# [Required work]
The entries are to be reproduced verbatim, and their pictures left out.

# [Given data]
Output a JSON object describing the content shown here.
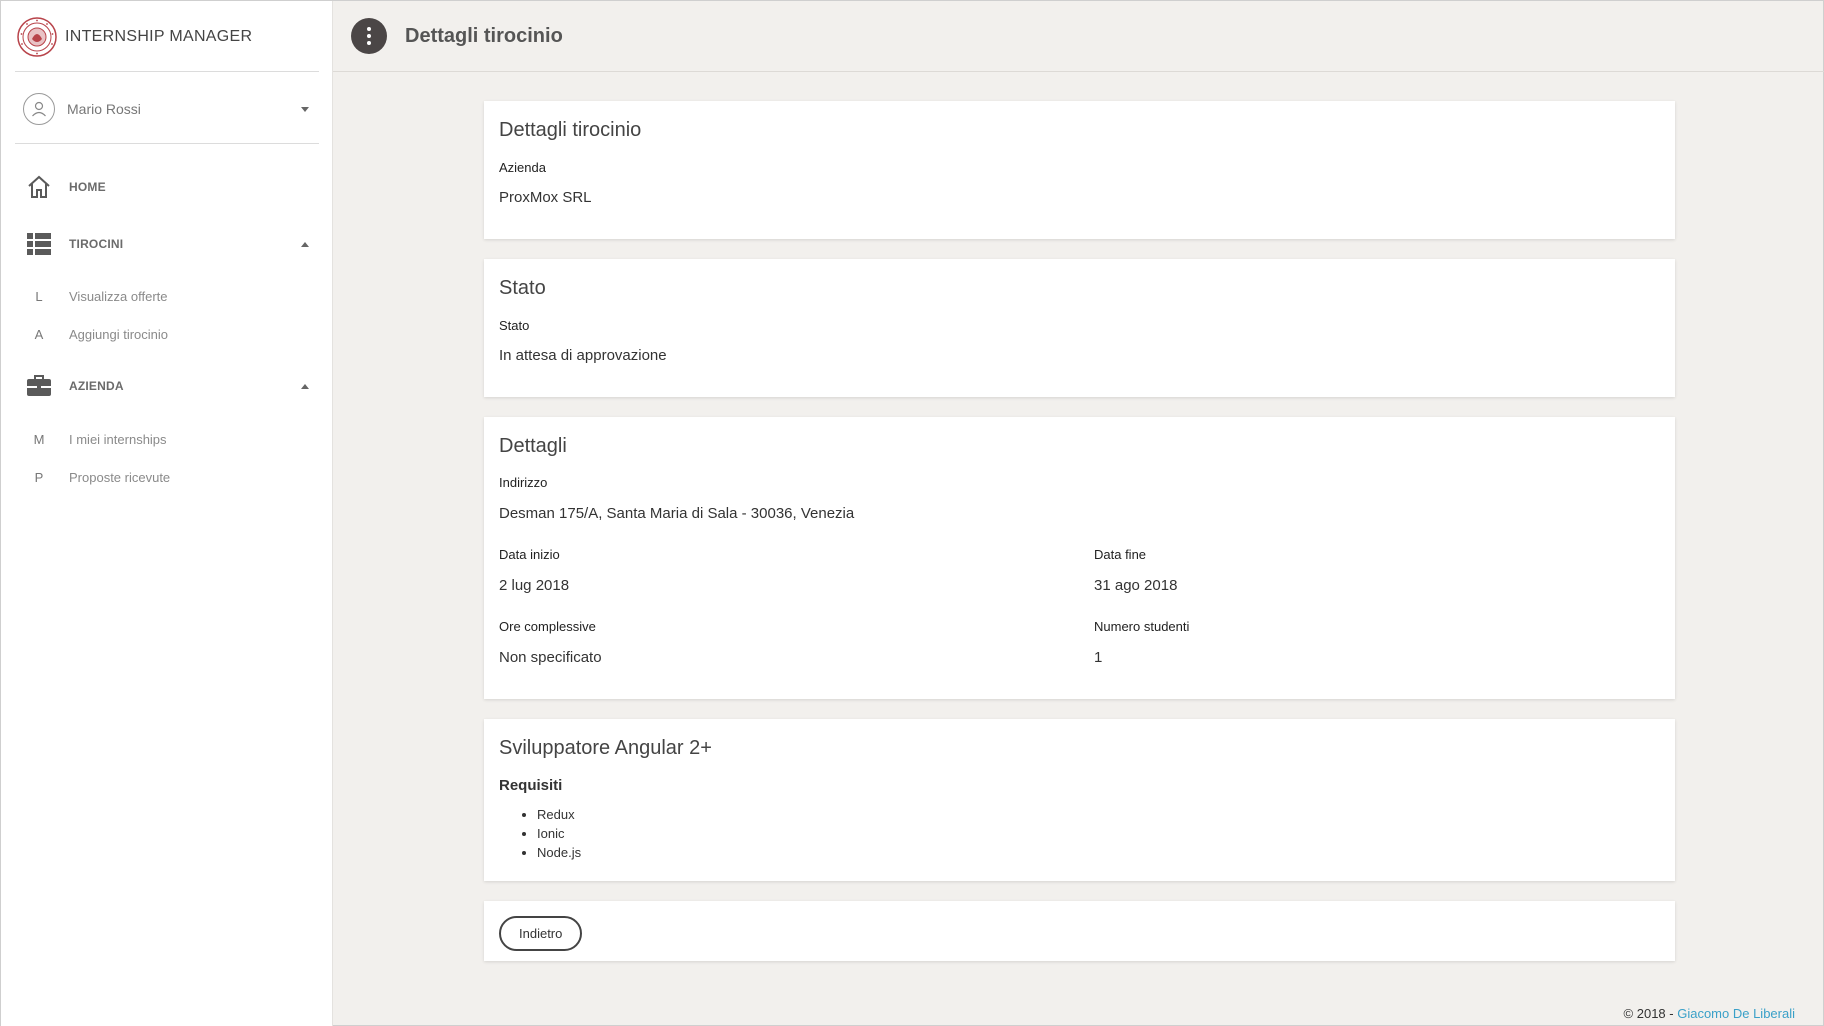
{
  "app": {
    "title": "INTERNSHIP MANAGER"
  },
  "user": {
    "name": "Mario Rossi"
  },
  "sidebar": {
    "home": "HOME",
    "tirocini": {
      "label": "TIROCINI",
      "items": [
        {
          "letter": "L",
          "label": "Visualizza offerte"
        },
        {
          "letter": "A",
          "label": "Aggiungi tirocinio"
        }
      ]
    },
    "azienda": {
      "label": "AZIENDA",
      "items": [
        {
          "letter": "M",
          "label": "I miei internships"
        },
        {
          "letter": "P",
          "label": "Proposte ricevute"
        }
      ]
    }
  },
  "header": {
    "title": "Dettagli tirocinio"
  },
  "card_details": {
    "title": "Dettagli tirocinio",
    "company_label": "Azienda",
    "company_value": "ProxMox SRL"
  },
  "card_status": {
    "title": "Stato",
    "status_label": "Stato",
    "status_value": "In attesa di approvazione"
  },
  "card_info": {
    "title": "Dettagli",
    "address_label": "Indirizzo",
    "address_value": "Desman 175/A, Santa Maria di Sala - 30036, Venezia",
    "start_label": "Data inizio",
    "start_value": "2 lug 2018",
    "end_label": "Data fine",
    "end_value": "31 ago 2018",
    "hours_label": "Ore complessive",
    "hours_value": "Non specificato",
    "students_label": "Numero studenti",
    "students_value": "1"
  },
  "card_position": {
    "title": "Sviluppatore Angular 2+",
    "requirements_label": "Requisiti",
    "requirements": [
      "Redux",
      "Ionic",
      "Node.js"
    ]
  },
  "actions": {
    "back": "Indietro"
  },
  "footer": {
    "copyright": "© 2018 - ",
    "author": "Giacomo De Liberali"
  },
  "colors": {
    "link": "#3aa0c8",
    "menu_button": "#4b4646",
    "background": "#f2f0ed"
  }
}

# [Your response]
Output a JSON object describing the content shown here.
{
  "app": {
    "title": "INTERNSHIP MANAGER"
  },
  "user": {
    "name": "Mario Rossi"
  },
  "sidebar": {
    "home": "HOME",
    "tirocini": {
      "label": "TIROCINI",
      "items": [
        {
          "letter": "L",
          "label": "Visualizza offerte"
        },
        {
          "letter": "A",
          "label": "Aggiungi tirocinio"
        }
      ]
    },
    "azienda": {
      "label": "AZIENDA",
      "items": [
        {
          "letter": "M",
          "label": "I miei internships"
        },
        {
          "letter": "P",
          "label": "Proposte ricevute"
        }
      ]
    }
  },
  "header": {
    "title": "Dettagli tirocinio"
  },
  "card_details": {
    "title": "Dettagli tirocinio",
    "company_label": "Azienda",
    "company_value": "ProxMox SRL"
  },
  "card_status": {
    "title": "Stato",
    "status_label": "Stato",
    "status_value": "In attesa di approvazione"
  },
  "card_info": {
    "title": "Dettagli",
    "address_label": "Indirizzo",
    "address_value": "Desman 175/A, Santa Maria di Sala - 30036, Venezia",
    "start_label": "Data inizio",
    "start_value": "2 lug 2018",
    "end_label": "Data fine",
    "end_value": "31 ago 2018",
    "hours_label": "Ore complessive",
    "hours_value": "Non specificato",
    "students_label": "Numero studenti",
    "students_value": "1"
  },
  "card_position": {
    "title": "Sviluppatore Angular 2+",
    "requirements_label": "Requisiti",
    "requirements": [
      "Redux",
      "Ionic",
      "Node.js"
    ]
  },
  "actions": {
    "back": "Indietro"
  },
  "footer": {
    "copyright": "© 2018 - ",
    "author": "Giacomo De Liberali"
  },
  "colors": {
    "link": "#3aa0c8",
    "menu_button": "#4b4646",
    "background": "#f2f0ed"
  }
}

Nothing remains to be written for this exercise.